(Given records begins)
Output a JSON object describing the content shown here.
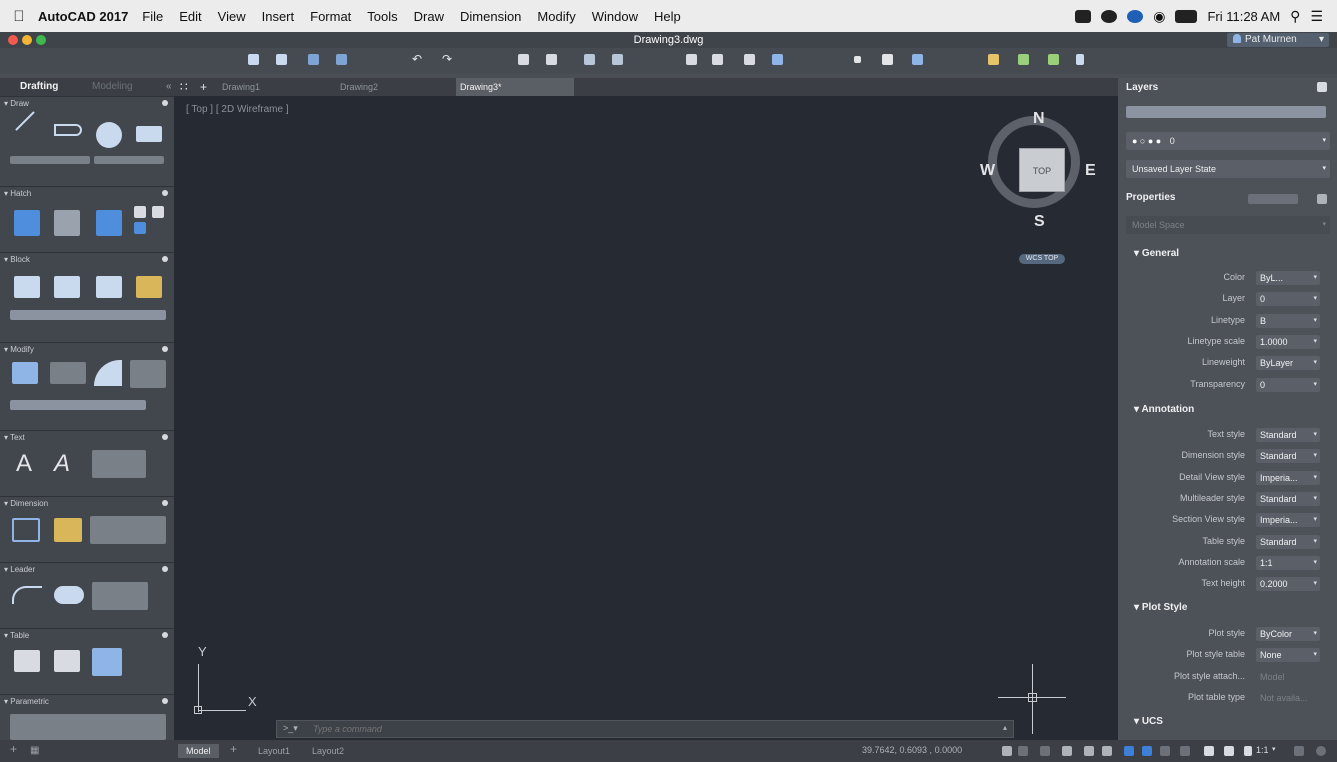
{
  "menubar": {
    "app_name": "AutoCAD 2017",
    "items": [
      "File",
      "Edit",
      "View",
      "Insert",
      "Format",
      "Tools",
      "Draw",
      "Dimension",
      "Modify",
      "Window",
      "Help"
    ],
    "clock": "Fri 11:28 AM"
  },
  "window": {
    "title": "Drawing3.dwg",
    "user": "Pat Murnen"
  },
  "workspaces": {
    "drafting": "Drafting",
    "modeling": "Modeling"
  },
  "doc_tabs": [
    "Drawing1",
    "Drawing2",
    "Drawing3*"
  ],
  "palette": {
    "sections": [
      "Draw",
      "Hatch",
      "Block",
      "Modify",
      "Text",
      "Dimension",
      "Leader",
      "Table",
      "Parametric"
    ]
  },
  "viewport": {
    "view_label": "[ Top ] [ 2D Wireframe ]",
    "compass": {
      "n": "N",
      "s": "S",
      "e": "E",
      "w": "W"
    },
    "viewcube_face": "TOP",
    "ucs_badge": "WCS TOP",
    "axis_y": "Y",
    "axis_x": "X",
    "command_placeholder": "Type a command"
  },
  "right_panel": {
    "layers_title": "Layers",
    "current_layer": "0",
    "layer_state": "Unsaved Layer State",
    "properties_title": "Properties",
    "space": "Model Space",
    "general": {
      "title": "General",
      "rows": [
        {
          "label": "Color",
          "value": "ByL..."
        },
        {
          "label": "Layer",
          "value": "0"
        },
        {
          "label": "Linetype",
          "value": "B"
        },
        {
          "label": "Linetype scale",
          "value": "1.0000"
        },
        {
          "label": "Lineweight",
          "value": "ByLayer"
        },
        {
          "label": "Transparency",
          "value": "0"
        }
      ]
    },
    "annotation": {
      "title": "Annotation",
      "rows": [
        {
          "label": "Text style",
          "value": "Standard"
        },
        {
          "label": "Dimension style",
          "value": "Standard"
        },
        {
          "label": "Detail View style",
          "value": "Imperia..."
        },
        {
          "label": "Multileader style",
          "value": "Standard"
        },
        {
          "label": "Section View style",
          "value": "Imperia..."
        },
        {
          "label": "Table style",
          "value": "Standard"
        },
        {
          "label": "Annotation scale",
          "value": "1:1"
        },
        {
          "label": "Text height",
          "value": "0.2000"
        }
      ]
    },
    "plot_style": {
      "title": "Plot Style",
      "rows": [
        {
          "label": "Plot style",
          "value": "ByColor"
        },
        {
          "label": "Plot style table",
          "value": "None"
        },
        {
          "label": "Plot style attach...",
          "value": "Model"
        },
        {
          "label": "Plot table type",
          "value": "Not availa..."
        }
      ]
    },
    "ucs_title": "UCS"
  },
  "statusbar": {
    "tabs": [
      "Model",
      "Layout1",
      "Layout2"
    ],
    "coords": "39.7642, 0.6093 , 0.0000",
    "scale": "1:1"
  },
  "colors": {
    "viewport_bg": "#252a33",
    "panel_bg": "#4d5158",
    "accent_blue": "#3d7fd9"
  }
}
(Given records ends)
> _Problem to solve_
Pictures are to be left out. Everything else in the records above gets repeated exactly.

> _Written answer_
Output a JSON object describing the content shown here.
{
  "menubar": {
    "app_name": "AutoCAD 2017",
    "items": [
      "File",
      "Edit",
      "View",
      "Insert",
      "Format",
      "Tools",
      "Draw",
      "Dimension",
      "Modify",
      "Window",
      "Help"
    ],
    "clock": "Fri 11:28 AM"
  },
  "window": {
    "title": "Drawing3.dwg",
    "user": "Pat Murnen"
  },
  "workspaces": {
    "drafting": "Drafting",
    "modeling": "Modeling"
  },
  "doc_tabs": [
    "Drawing1",
    "Drawing2",
    "Drawing3*"
  ],
  "palette": {
    "sections": [
      "Draw",
      "Hatch",
      "Block",
      "Modify",
      "Text",
      "Dimension",
      "Leader",
      "Table",
      "Parametric"
    ]
  },
  "viewport": {
    "view_label": "[ Top ] [ 2D Wireframe ]",
    "compass": {
      "n": "N",
      "s": "S",
      "e": "E",
      "w": "W"
    },
    "viewcube_face": "TOP",
    "ucs_badge": "WCS TOP",
    "axis_y": "Y",
    "axis_x": "X",
    "command_placeholder": "Type a command"
  },
  "right_panel": {
    "layers_title": "Layers",
    "current_layer": "0",
    "layer_state": "Unsaved Layer State",
    "properties_title": "Properties",
    "space": "Model Space",
    "general": {
      "title": "General",
      "rows": [
        {
          "label": "Color",
          "value": "ByL..."
        },
        {
          "label": "Layer",
          "value": "0"
        },
        {
          "label": "Linetype",
          "value": "B"
        },
        {
          "label": "Linetype scale",
          "value": "1.0000"
        },
        {
          "label": "Lineweight",
          "value": "ByLayer"
        },
        {
          "label": "Transparency",
          "value": "0"
        }
      ]
    },
    "annotation": {
      "title": "Annotation",
      "rows": [
        {
          "label": "Text style",
          "value": "Standard"
        },
        {
          "label": "Dimension style",
          "value": "Standard"
        },
        {
          "label": "Detail View style",
          "value": "Imperia..."
        },
        {
          "label": "Multileader style",
          "value": "Standard"
        },
        {
          "label": "Section View style",
          "value": "Imperia..."
        },
        {
          "label": "Table style",
          "value": "Standard"
        },
        {
          "label": "Annotation scale",
          "value": "1:1"
        },
        {
          "label": "Text height",
          "value": "0.2000"
        }
      ]
    },
    "plot_style": {
      "title": "Plot Style",
      "rows": [
        {
          "label": "Plot style",
          "value": "ByColor"
        },
        {
          "label": "Plot style table",
          "value": "None"
        },
        {
          "label": "Plot style attach...",
          "value": "Model"
        },
        {
          "label": "Plot table type",
          "value": "Not availa..."
        }
      ]
    },
    "ucs_title": "UCS"
  },
  "statusbar": {
    "tabs": [
      "Model",
      "Layout1",
      "Layout2"
    ],
    "coords": "39.7642, 0.6093 , 0.0000",
    "scale": "1:1"
  },
  "colors": {
    "viewport_bg": "#252a33",
    "panel_bg": "#4d5158",
    "accent_blue": "#3d7fd9"
  }
}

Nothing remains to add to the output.